• [Problem]: Set down the complete data exactly as it appears below.

BEGIN

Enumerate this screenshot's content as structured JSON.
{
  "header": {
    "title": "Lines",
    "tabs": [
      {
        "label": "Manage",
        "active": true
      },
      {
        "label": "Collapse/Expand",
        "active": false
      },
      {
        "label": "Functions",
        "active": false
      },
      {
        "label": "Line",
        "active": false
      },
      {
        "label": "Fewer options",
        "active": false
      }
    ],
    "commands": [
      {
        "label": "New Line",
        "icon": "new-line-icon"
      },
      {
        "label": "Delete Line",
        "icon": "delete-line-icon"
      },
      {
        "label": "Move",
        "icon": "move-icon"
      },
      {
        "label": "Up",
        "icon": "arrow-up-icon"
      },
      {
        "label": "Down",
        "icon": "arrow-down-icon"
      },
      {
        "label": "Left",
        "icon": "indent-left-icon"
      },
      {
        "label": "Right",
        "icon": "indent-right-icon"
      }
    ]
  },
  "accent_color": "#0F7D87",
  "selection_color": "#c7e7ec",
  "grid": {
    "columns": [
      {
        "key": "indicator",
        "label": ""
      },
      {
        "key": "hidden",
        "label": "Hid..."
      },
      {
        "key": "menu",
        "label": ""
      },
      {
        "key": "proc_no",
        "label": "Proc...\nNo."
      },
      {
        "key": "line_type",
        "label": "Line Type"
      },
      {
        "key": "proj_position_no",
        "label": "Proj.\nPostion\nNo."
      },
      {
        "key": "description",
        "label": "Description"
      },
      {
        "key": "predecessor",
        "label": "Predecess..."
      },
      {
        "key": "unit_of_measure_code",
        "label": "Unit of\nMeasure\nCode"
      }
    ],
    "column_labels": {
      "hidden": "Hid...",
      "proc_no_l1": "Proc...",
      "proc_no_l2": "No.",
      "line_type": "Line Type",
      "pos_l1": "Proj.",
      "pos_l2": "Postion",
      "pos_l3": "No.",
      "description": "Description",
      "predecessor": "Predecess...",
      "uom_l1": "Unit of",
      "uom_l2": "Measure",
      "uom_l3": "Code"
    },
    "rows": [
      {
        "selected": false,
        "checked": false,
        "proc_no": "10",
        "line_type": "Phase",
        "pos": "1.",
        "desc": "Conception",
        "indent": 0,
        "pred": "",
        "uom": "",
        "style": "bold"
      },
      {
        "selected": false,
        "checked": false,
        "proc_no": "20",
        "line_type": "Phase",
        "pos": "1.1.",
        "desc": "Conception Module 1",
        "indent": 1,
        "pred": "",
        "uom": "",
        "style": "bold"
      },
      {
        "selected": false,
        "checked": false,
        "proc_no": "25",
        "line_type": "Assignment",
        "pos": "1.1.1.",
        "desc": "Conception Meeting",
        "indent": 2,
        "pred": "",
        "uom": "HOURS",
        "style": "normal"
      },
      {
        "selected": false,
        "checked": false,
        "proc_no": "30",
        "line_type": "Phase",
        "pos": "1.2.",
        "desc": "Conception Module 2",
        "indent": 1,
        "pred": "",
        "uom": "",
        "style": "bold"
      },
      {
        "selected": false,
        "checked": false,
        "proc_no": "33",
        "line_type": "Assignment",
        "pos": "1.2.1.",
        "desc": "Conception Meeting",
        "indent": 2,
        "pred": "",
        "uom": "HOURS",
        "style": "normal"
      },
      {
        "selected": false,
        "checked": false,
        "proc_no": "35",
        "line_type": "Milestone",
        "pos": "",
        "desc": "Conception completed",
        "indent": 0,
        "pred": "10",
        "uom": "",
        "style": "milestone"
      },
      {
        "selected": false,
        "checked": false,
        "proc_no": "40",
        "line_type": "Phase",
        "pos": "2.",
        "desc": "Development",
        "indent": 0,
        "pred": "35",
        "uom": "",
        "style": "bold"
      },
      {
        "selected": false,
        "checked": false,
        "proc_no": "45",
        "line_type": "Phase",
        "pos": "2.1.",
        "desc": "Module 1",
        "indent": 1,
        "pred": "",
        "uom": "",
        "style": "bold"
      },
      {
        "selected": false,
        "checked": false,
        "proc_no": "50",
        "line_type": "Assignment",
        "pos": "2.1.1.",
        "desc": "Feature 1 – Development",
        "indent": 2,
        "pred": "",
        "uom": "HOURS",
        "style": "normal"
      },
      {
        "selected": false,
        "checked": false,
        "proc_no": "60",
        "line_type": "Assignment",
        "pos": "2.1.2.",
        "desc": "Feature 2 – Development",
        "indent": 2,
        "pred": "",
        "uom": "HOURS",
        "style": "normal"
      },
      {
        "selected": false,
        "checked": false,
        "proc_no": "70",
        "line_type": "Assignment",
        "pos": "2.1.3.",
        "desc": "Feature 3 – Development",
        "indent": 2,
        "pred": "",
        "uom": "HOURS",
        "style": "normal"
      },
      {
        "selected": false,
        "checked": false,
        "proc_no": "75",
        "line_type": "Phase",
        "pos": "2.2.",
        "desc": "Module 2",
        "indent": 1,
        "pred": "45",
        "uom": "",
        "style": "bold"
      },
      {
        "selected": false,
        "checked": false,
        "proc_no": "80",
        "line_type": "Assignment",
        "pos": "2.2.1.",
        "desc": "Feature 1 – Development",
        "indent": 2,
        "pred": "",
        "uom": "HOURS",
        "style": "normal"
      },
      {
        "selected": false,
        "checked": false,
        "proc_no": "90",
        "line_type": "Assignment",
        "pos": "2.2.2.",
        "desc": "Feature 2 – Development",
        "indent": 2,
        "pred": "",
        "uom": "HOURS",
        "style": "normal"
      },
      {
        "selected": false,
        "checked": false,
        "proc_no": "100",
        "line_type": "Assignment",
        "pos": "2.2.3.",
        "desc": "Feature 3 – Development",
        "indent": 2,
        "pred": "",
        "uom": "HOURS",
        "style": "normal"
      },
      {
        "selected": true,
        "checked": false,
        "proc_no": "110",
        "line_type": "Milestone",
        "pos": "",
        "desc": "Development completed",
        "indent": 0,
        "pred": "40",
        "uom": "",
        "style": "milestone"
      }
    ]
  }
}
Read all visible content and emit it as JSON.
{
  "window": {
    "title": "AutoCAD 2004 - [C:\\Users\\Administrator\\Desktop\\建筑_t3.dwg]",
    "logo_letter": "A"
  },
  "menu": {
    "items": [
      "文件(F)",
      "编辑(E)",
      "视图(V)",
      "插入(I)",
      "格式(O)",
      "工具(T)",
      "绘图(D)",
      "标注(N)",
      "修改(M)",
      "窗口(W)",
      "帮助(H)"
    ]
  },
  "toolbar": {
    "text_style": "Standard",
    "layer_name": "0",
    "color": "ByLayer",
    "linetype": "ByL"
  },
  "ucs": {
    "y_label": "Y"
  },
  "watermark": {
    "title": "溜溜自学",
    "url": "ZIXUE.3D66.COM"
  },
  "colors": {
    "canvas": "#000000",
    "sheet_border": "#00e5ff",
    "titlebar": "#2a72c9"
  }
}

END

• [Answer to this problem]:
Enumerate this screenshot's content as structured JSON.
{
  "header": {
    "title": "Lines",
    "tabs": [
      {
        "label": "Manage",
        "active": true
      },
      {
        "label": "Collapse/Expand",
        "active": false
      },
      {
        "label": "Functions",
        "active": false
      },
      {
        "label": "Line",
        "active": false
      },
      {
        "label": "Fewer options",
        "active": false
      }
    ],
    "commands": [
      {
        "label": "New Line",
        "icon": "new-line-icon"
      },
      {
        "label": "Delete Line",
        "icon": "delete-line-icon"
      },
      {
        "label": "Move",
        "icon": "move-icon"
      },
      {
        "label": "Up",
        "icon": "arrow-up-icon"
      },
      {
        "label": "Down",
        "icon": "arrow-down-icon"
      },
      {
        "label": "Left",
        "icon": "indent-left-icon"
      },
      {
        "label": "Right",
        "icon": "indent-right-icon"
      }
    ]
  },
  "accent_color": "#0F7D87",
  "selection_color": "#c7e7ec",
  "grid": {
    "columns": [
      {
        "key": "indicator",
        "label": ""
      },
      {
        "key": "hidden",
        "label": "Hid..."
      },
      {
        "key": "menu",
        "label": ""
      },
      {
        "key": "proc_no",
        "label": "Proc...\nNo."
      },
      {
        "key": "line_type",
        "label": "Line Type"
      },
      {
        "key": "proj_position_no",
        "label": "Proj.\nPostion\nNo."
      },
      {
        "key": "description",
        "label": "Description"
      },
      {
        "key": "predecessor",
        "label": "Predecess..."
      },
      {
        "key": "unit_of_measure_code",
        "label": "Unit of\nMeasure\nCode"
      }
    ],
    "column_labels": {
      "hidden": "Hid...",
      "proc_no_l1": "Proc...",
      "proc_no_l2": "No.",
      "line_type": "Line Type",
      "pos_l1": "Proj.",
      "pos_l2": "Postion",
      "pos_l3": "No.",
      "description": "Description",
      "predecessor": "Predecess...",
      "uom_l1": "Unit of",
      "uom_l2": "Measure",
      "uom_l3": "Code"
    },
    "rows": [
      {
        "selected": false,
        "checked": false,
        "proc_no": "10",
        "line_type": "Phase",
        "pos": "1.",
        "desc": "Conception",
        "indent": 0,
        "pred": "",
        "uom": "",
        "style": "bold"
      },
      {
        "selected": false,
        "checked": false,
        "proc_no": "20",
        "line_type": "Phase",
        "pos": "1.1.",
        "desc": "Conception Module 1",
        "indent": 1,
        "pred": "",
        "uom": "",
        "style": "bold"
      },
      {
        "selected": false,
        "checked": false,
        "proc_no": "25",
        "line_type": "Assignment",
        "pos": "1.1.1.",
        "desc": "Conception Meeting",
        "indent": 2,
        "pred": "",
        "uom": "HOURS",
        "style": "normal"
      },
      {
        "selected": false,
        "checked": false,
        "proc_no": "30",
        "line_type": "Phase",
        "pos": "1.2.",
        "desc": "Conception Module 2",
        "indent": 1,
        "pred": "",
        "uom": "",
        "style": "bold"
      },
      {
        "selected": false,
        "checked": false,
        "proc_no": "33",
        "line_type": "Assignment",
        "pos": "1.2.1.",
        "desc": "Conception Meeting",
        "indent": 2,
        "pred": "",
        "uom": "HOURS",
        "style": "normal"
      },
      {
        "selected": false,
        "checked": false,
        "proc_no": "35",
        "line_type": "Milestone",
        "pos": "",
        "desc": "Conception completed",
        "indent": 0,
        "pred": "10",
        "uom": "",
        "style": "milestone"
      },
      {
        "selected": false,
        "checked": false,
        "proc_no": "40",
        "line_type": "Phase",
        "pos": "2.",
        "desc": "Development",
        "indent": 0,
        "pred": "35",
        "uom": "",
        "style": "bold"
      },
      {
        "selected": false,
        "checked": false,
        "proc_no": "45",
        "line_type": "Phase",
        "pos": "2.1.",
        "desc": "Module 1",
        "indent": 1,
        "pred": "",
        "uom": "",
        "style": "bold"
      },
      {
        "selected": false,
        "checked": false,
        "proc_no": "50",
        "line_type": "Assignment",
        "pos": "2.1.1.",
        "desc": "Feature 1 – Development",
        "indent": 2,
        "pred": "",
        "uom": "HOURS",
        "style": "normal"
      },
      {
        "selected": false,
        "checked": false,
        "proc_no": "60",
        "line_type": "Assignment",
        "pos": "2.1.2.",
        "desc": "Feature 2 – Development",
        "indent": 2,
        "pred": "",
        "uom": "HOURS",
        "style": "normal"
      },
      {
        "selected": false,
        "checked": false,
        "proc_no": "70",
        "line_type": "Assignment",
        "pos": "2.1.3.",
        "desc": "Feature 3 – Development",
        "indent": 2,
        "pred": "",
        "uom": "HOURS",
        "style": "normal"
      },
      {
        "selected": false,
        "checked": false,
        "proc_no": "75",
        "line_type": "Phase",
        "pos": "2.2.",
        "desc": "Module 2",
        "indent": 1,
        "pred": "45",
        "uom": "",
        "style": "bold"
      },
      {
        "selected": false,
        "checked": false,
        "proc_no": "80",
        "line_type": "Assignment",
        "pos": "2.2.1.",
        "desc": "Feature 1 – Development",
        "indent": 2,
        "pred": "",
        "uom": "HOURS",
        "style": "normal"
      },
      {
        "selected": false,
        "checked": false,
        "proc_no": "90",
        "line_type": "Assignment",
        "pos": "2.2.2.",
        "desc": "Feature 2 – Development",
        "indent": 2,
        "pred": "",
        "uom": "HOURS",
        "style": "normal"
      },
      {
        "selected": false,
        "checked": false,
        "proc_no": "100",
        "line_type": "Assignment",
        "pos": "2.2.3.",
        "desc": "Feature 3 – Development",
        "indent": 2,
        "pred": "",
        "uom": "HOURS",
        "style": "normal"
      },
      {
        "selected": true,
        "checked": false,
        "proc_no": "110",
        "line_type": "Milestone",
        "pos": "",
        "desc": "Development completed",
        "indent": 0,
        "pred": "40",
        "uom": "",
        "style": "milestone"
      }
    ]
  }
}
Read all visible content and emit it as JSON.
{
  "window": {
    "title": "AutoCAD 2004 - [C:\\Users\\Administrator\\Desktop\\建筑_t3.dwg]",
    "logo_letter": "A"
  },
  "menu": {
    "items": [
      "文件(F)",
      "编辑(E)",
      "视图(V)",
      "插入(I)",
      "格式(O)",
      "工具(T)",
      "绘图(D)",
      "标注(N)",
      "修改(M)",
      "窗口(W)",
      "帮助(H)"
    ]
  },
  "toolbar": {
    "text_style": "Standard",
    "layer_name": "0",
    "color": "ByLayer",
    "linetype": "ByL"
  },
  "ucs": {
    "y_label": "Y"
  },
  "watermark": {
    "title": "溜溜自学",
    "url": "ZIXUE.3D66.COM"
  },
  "colors": {
    "canvas": "#000000",
    "sheet_border": "#00e5ff",
    "titlebar": "#2a72c9"
  }
}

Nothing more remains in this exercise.